XKCD Volume 0 + Room to Read = A huge bowl of win.
In what I hope proves to be a fruitful partnership, xkcd, a webcomic by Randall Munroe that I’ve been reading (and loving) for years and Room to Read, the charity founded by John Wood that I raved about in my “best books I’ve read on my travels” post have joined forces to help fund a school in Laos. I wanted to provide a brief review of Volume 0.
xkcd has been around for years, and remains a highlight of my day, regardless of where I am in the world — I’ve cracked up reading the comic in many a time zone on this journey. I’ve also read it at my desk when I was a lawyer, a much-needed break and some levity between contract negotiations.
Straddling the long line between politics, math and pure, unadulterated sarcasm (one of my favorite comics is called Sandwich, and requires some knowledge of Unix to appreciate), xkcd now has a legion of followers and a ton of well-earned respect.
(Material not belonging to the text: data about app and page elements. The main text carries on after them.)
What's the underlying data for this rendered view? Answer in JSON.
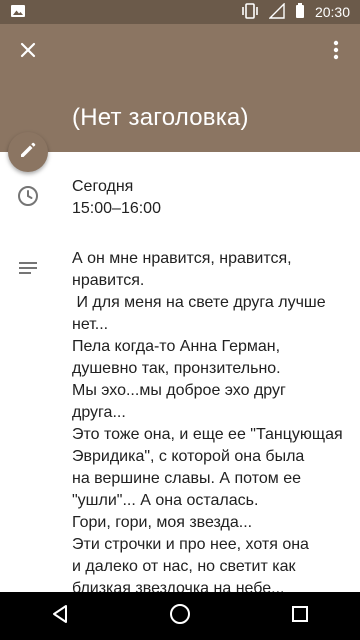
{
  "status_bar": {
    "time": "20:30",
    "icons": [
      "image-icon",
      "vibrate-icon",
      "signal-icon",
      "battery-icon"
    ]
  },
  "header": {
    "title": "(Нет заголовка)",
    "close_icon": "close-icon",
    "menu_icon": "more-vert-icon",
    "color": "#8b7562"
  },
  "fab": {
    "icon": "edit-pencil-icon"
  },
  "event": {
    "day": "Сегодня",
    "time_range": "15:00–16:00",
    "time_icon": "clock-icon",
    "description_icon": "notes-icon",
    "description_lines": [
      "А он мне нравится, нравится,",
      "нравится.",
      " И для меня на свете друга лучше",
      "нет...",
      "Пела когда-то Анна Герман,",
      "душевно так, пронзительно.",
      "Мы эхо...мы доброе эхо друг",
      "друга...",
      "Это тоже она, и еще ее \"Танцующая",
      "Эвридика\", с которой она была",
      "на вершине славы. А потом ее",
      "\"ушли\"... А она осталась.",
      "Гори, гори, моя звезда...",
      "Эти строчки и про нее, хотя она",
      "и далеко от нас, но светит как",
      "близкая звездочка на небе..."
    ]
  },
  "nav_bar": {
    "icons": [
      "back-icon",
      "home-icon",
      "recents-icon"
    ]
  }
}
I was thus thrilled to read of Munroe’s first book, xkcd Volume 0, which is being published by BreadPig, a company started by reddit co-founder Alexis Ohanian. While BreadPig has not historically published books, it has a variety of deliciously geekified merchandise for the offering. And with its tag of “When the world needed a hero, it got a pig with bread wings,” BreadPig’s partnership with the quirky comic makes perfect sense. BreadPig has always maintained its “uncorporation” roots, continuing to donate a large percentage of profits to nonprofits, and publishing Munroe’s xkcd book seems to me a great way to dive into the business. Ohanian recently twittered that profits from both book sales and book events (recent events were held in NY and Silicon Valley) are going toward Room to Read.
For those unfamiliar with the organization, Room to Read was started by ex-Microsoft employee John Wood and builds schools, bilingual libraries and provides scholarships to schoolchildren in 9 countries. Fundraising occurs with the extraordinary efforts of local chapters around the world, and a co-investment is required from the local communities receiving the money (so that such communities maintain a vested interest in the project long after its completion). It’s a wonderful organization.
You can buy the book here. I already have! The book is a wonderful introduction to a comic that braids together popular culture, emotional dissonance, assorted nerditry and so much more, and reading the strip of comics in one book is incredibly rewarding. Even if you haven’t spent as much time as I have on the xkcd site, you’re bound to enjoy it — and I suspect you’ll be reading the comic online thereafter.